In the checkout line of the grocery store she heard a man call her name. Turning around quickly — she did not recognize his voice, though he addressed her with familiarity — she locked eyes with a man she had never seen before. He smiled and began to ask her about a person she did not know in a manner which assumed she did. The instant she opened her mouth to respond, the woman behind her began to speak. Upon realizing that the man had been addressing the woman behind her all along — a woman, astonishingly, whose name she shared — she felt for the briefest moment that she and this other woman had switched places, and that she had to catch herself before this other woman’s words spilled from her own open mouth.


Growing up she and her father frequently played cards. Game after game of old maid, fish, hearts, cribbage and poker.
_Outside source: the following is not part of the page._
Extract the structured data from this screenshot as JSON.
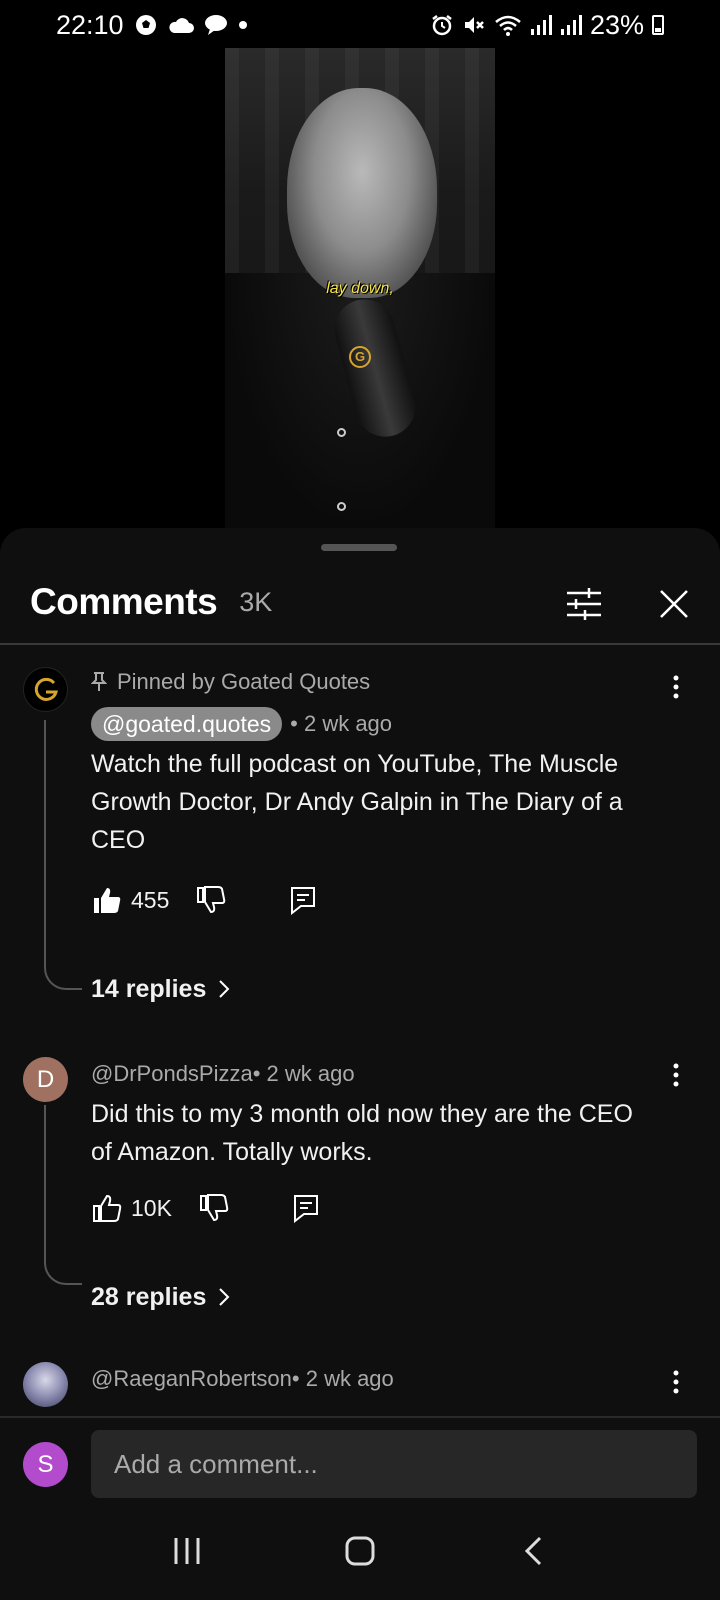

Her father never held back and won unrepentantly on the principle that in loss she would become resilient. ‘Unlucky at cards, lucky in love' was all he would say, which she did not find very consoling. Nonetheless, she plays cards at every opportunity and with anyone who might be remotely interested: friends, family, complete strangers at the recreation centre. Not because she is intent on winning (something she has in fact long since given up on) but out of concern that her father’s adage might never prove correct.


They were reclining in the grass by a river, she lying with her head in his lap and he reading to her from a book. They were being pestered by a lone fly, which kept landing on her arm and which she kept waving off in annoyance. “Go away,” she would say—then promptly add, looking up at him, “Not you.” This continued until it became reflexive and the two sentences ran together. “Go away. Not you. Go away, not you. Go away not you.” Eventually it was thoroughly unclear who was supposed to stay and who was supposed to go.


She wanted a love that persisted like a song stuck in your head, or tinnitus, or a door-to-door missionary you couldn’t shake. She wanted a love as inescapable as the lies you were caught in while trying to unravel other lies. She wanted a love that developed like a skill, not caring how quickly she acquired it or whether her competence remained middling. She wanted a love that defined her forever, like a secret that comes to light and gives you a bad reputation. She wanted a love that made her miss him once he had gone, even if she had disliked him while they were together.  She wanted a love that remained in her memory like a painful injury — not the pain of the injury, which you couldn’t fully remember or else you’d never do anything again, but the simple fact that the injury was painful, which reminded you forever that it had happened at all.